Nothing but a number should be returned: the count of lines in the records that contain "прием".

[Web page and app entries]
= = = =
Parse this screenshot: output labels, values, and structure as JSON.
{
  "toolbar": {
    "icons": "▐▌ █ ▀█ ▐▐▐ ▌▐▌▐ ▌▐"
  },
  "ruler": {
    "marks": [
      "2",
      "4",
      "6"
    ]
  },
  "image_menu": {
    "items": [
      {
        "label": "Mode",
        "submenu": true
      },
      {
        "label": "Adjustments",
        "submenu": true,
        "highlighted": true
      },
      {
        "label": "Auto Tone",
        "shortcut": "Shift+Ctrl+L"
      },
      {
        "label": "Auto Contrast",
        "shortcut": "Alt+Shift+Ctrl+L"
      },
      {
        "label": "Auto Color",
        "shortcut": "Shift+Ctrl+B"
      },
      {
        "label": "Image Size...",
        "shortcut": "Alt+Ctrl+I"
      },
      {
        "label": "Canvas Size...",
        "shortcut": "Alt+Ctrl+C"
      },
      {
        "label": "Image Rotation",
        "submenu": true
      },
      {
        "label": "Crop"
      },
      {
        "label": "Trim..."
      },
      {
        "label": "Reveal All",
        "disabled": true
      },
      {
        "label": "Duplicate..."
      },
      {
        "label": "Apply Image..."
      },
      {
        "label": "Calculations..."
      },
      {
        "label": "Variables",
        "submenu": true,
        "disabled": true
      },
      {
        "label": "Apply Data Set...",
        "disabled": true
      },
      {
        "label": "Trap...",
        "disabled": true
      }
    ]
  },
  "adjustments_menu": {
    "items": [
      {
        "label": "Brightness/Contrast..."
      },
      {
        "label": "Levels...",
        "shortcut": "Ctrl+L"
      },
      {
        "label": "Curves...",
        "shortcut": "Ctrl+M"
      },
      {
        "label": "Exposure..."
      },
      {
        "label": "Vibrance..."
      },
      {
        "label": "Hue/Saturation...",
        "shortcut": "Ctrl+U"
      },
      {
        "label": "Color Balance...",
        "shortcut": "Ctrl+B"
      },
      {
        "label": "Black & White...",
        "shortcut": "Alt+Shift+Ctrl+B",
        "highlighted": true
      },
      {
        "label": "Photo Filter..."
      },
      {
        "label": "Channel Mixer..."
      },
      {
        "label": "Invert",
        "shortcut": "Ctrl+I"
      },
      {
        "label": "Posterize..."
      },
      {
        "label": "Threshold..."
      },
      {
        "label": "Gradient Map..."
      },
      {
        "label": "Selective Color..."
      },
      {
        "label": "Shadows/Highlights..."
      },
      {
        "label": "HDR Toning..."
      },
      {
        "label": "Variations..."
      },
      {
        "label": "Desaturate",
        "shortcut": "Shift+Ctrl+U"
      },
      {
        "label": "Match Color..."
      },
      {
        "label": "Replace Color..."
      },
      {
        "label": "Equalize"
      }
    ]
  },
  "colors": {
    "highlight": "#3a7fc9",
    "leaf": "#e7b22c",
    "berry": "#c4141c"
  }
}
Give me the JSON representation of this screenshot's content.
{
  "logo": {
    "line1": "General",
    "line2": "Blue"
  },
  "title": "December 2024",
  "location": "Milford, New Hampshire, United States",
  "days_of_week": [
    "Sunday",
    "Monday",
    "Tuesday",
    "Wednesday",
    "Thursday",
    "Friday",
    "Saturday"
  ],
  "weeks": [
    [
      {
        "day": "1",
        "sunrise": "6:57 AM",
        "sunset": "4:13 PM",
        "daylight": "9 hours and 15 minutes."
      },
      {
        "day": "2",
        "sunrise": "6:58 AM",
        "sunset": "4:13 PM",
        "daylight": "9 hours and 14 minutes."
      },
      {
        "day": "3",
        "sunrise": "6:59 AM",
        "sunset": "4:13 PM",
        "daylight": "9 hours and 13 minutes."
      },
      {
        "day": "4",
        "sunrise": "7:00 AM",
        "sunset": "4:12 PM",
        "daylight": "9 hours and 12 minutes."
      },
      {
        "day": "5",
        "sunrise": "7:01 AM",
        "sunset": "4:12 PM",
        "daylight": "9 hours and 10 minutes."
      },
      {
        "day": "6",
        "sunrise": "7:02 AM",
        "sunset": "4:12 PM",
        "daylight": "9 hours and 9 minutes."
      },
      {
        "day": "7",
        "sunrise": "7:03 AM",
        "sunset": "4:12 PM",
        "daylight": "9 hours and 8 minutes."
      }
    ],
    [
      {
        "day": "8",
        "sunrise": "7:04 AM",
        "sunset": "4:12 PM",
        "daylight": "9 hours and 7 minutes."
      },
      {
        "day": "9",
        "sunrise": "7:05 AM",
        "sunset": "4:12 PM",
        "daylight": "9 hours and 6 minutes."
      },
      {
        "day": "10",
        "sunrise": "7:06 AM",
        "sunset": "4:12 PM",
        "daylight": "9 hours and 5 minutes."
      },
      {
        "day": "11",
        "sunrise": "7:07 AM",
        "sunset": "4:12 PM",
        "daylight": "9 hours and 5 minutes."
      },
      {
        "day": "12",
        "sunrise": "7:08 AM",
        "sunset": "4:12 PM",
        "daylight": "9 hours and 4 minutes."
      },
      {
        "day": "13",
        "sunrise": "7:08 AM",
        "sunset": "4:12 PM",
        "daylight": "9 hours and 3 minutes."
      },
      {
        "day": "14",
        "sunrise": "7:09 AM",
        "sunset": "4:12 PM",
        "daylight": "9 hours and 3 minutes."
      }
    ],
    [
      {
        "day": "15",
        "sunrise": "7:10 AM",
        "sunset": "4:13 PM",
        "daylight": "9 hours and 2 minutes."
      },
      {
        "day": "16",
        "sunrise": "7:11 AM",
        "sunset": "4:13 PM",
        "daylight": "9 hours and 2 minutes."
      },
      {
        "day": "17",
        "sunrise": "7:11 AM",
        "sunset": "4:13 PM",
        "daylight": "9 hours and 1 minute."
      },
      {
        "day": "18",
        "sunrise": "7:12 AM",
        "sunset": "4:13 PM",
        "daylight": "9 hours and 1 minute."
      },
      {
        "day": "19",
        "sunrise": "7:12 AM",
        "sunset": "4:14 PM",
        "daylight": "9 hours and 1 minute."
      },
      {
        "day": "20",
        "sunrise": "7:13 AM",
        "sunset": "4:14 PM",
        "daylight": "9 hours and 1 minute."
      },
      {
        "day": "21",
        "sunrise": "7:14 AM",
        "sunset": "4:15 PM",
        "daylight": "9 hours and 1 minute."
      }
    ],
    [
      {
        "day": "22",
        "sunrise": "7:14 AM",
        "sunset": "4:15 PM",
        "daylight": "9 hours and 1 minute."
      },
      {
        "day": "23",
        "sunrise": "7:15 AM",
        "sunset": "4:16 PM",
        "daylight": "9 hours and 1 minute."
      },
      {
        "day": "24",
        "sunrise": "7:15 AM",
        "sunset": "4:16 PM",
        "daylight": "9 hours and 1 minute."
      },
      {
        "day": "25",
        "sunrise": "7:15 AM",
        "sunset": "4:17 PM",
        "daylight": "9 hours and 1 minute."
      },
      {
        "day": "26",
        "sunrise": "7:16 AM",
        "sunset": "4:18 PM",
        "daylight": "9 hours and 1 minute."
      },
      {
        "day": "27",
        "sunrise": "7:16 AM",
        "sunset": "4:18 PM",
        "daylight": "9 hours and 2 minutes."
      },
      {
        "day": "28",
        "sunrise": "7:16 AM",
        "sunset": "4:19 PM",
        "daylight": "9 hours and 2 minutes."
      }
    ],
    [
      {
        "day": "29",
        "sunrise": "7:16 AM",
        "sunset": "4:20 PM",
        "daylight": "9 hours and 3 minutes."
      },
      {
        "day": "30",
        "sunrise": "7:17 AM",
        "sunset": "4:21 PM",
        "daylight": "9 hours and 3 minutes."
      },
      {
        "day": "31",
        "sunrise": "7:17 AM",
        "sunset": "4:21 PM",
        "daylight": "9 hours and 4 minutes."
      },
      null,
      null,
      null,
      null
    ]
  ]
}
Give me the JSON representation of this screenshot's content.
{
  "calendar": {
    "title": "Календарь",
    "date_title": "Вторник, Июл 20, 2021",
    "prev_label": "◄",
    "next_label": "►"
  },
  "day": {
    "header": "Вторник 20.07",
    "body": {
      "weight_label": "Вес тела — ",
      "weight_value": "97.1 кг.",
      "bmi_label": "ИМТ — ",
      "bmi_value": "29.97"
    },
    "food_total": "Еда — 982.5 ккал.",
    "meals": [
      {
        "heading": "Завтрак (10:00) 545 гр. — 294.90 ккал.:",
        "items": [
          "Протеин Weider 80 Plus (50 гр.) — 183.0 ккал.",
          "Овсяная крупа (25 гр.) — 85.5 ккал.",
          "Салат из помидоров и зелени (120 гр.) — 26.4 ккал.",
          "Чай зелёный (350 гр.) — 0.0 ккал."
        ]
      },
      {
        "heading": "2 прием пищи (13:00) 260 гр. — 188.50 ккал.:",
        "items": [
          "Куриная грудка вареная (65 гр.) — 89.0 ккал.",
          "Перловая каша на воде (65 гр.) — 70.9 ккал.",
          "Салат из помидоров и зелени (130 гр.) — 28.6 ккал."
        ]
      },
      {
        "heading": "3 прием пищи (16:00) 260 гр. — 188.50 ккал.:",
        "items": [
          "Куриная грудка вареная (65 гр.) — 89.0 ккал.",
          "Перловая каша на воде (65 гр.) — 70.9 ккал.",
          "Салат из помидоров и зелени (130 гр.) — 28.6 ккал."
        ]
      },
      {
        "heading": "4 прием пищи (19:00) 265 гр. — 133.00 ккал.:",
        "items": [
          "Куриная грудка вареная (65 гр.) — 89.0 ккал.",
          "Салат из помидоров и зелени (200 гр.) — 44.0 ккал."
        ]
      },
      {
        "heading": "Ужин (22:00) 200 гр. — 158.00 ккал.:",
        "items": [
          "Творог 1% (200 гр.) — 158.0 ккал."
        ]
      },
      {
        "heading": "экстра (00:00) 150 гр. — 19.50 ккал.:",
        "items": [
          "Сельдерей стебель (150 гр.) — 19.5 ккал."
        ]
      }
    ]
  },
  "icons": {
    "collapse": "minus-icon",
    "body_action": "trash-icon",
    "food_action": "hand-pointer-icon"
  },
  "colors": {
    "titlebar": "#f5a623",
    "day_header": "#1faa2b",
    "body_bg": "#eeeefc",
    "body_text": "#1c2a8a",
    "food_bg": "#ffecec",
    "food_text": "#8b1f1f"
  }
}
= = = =
[Response to the exercise] 3